Canon is reportedly working on a followup to its popular 50mm f/1.4 lens. Canon Rumors reports that it has received tips on the lens being tested in the wild and published on some equipment price lists. Unlike the reasonable ~$370 price tag found on the current version, this new lens will reportedly hit shelves at a price of $849. Hopefully that price is a typo though, or thrifty fifty diehards won’t be upgrading to it anytime soon.
(via Canon Rumors)
Canon’s 50mm f/1.8 Mark II is a terrific lens for its price, but its build quality definitely leaves something to be desired. Do a quick search, and you’ll find legions of broken-hearted Canonites who had their ‘Nifty Fifty’ split into two pieces after accidentally bumping or dropping it. Flickr user tastygiant is one such Canonite, but he subsequently discovered an awesome use for the broken lens:

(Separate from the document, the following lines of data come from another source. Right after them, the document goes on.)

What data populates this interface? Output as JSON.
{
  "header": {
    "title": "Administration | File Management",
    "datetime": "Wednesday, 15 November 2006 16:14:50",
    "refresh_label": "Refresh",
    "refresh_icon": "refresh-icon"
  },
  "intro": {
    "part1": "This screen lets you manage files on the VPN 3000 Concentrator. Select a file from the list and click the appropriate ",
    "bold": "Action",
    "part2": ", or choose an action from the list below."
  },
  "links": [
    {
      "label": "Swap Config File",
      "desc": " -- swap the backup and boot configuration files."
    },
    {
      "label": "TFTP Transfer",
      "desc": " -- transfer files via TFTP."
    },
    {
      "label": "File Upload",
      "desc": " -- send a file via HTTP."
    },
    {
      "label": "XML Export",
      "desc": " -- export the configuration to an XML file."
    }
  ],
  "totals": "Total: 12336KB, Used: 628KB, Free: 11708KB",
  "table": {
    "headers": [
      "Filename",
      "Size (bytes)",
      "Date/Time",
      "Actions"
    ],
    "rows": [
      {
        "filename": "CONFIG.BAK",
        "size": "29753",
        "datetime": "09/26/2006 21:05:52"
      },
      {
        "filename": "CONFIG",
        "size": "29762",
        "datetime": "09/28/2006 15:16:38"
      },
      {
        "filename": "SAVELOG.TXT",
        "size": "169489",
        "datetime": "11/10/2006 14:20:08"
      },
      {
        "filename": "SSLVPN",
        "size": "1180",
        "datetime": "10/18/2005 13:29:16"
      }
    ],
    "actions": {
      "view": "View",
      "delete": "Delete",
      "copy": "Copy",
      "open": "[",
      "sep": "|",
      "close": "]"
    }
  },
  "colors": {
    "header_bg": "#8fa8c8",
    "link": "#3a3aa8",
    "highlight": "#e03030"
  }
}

Being a geek, I figured I could use the broken pieces in the future, so I shelved it and bought a new 50mm 1.8 Canon lens. One day, while taking shots around my apartment, I stumbled across the broken lens again and decided to reverse the “barrel assembly” onto the front of my intact 50mm. Everything was blurry of course, but I noticed if I got very close to an object the detail came into view. After adjusting the aperture to around f5.6, I had a clear image.
It’s important to note that you should switch to Manual focusing and rotate the focusing ring to “infinity”.
Here’s something you’ve probably never seen before: a white “L” version of the cheap Canon 50mm f/1.8 (AKA the “nifty fifty”). No, it’s not an uber-rare and expensive special edition. It’s a custom paint job by Clubsnap forum member nntenzo. After painting the lens with paint mixed from three $1 tubes, he used a laser printer and decal paper to add the lettering and decals back onto the lens. The resulting lens is one that will definitely befuddle any Canonite who happens to catch a glimpse of it… It’s a conversation starter for sure.
50mm f1.8 L (white colour) (via DigitalRev)
Shortly after startup lens maker Noktor went out of business, a company called SLR Magic decided to acquire the brand and continue the Noktor project. Now, the company is planning on launching a 50mm f/0.95 “HyperPrime” lens for the Leica M mount. It’ll be a 6-bit coded lens that’s significantly cheaper than the Noctilux lenses offered by Leica.
(via Steve Huff Photos)
Who says you need a heavy and expensive lens to capture a beautiful shuttle launch photograph from far away? After the Space Shuttle Endeavour blasted off yesterday on its final mission, one of the photographs that went viral was shot from an airplane using an iPhone. Another was this stunning photo made by Trey Ratcliff using a Nikon 50mm prime lens while thousands of photographers around him were holding massive lenses.
Even though I had my Nikon D3X set up on a tripod with my 28-300 lens, I actually shot this picture with my 50mm prime lens on my Nikon D3S! Everything did go according to plan, and I had run through the routine a few times before the launch. The plan was to fire away on my main body during the first 15 seconds or so. At that point, the D3X starts to have bufferring problems, so I switched to my Chewbacca-bandolier D3S. I pulled it up into a vertical orientation and rapid-fired just as the shuttle tore into the clouds. [#]
You can read more about the shot over on his website here.
Image credit: Photograph by Trey Ratcliff and used with permission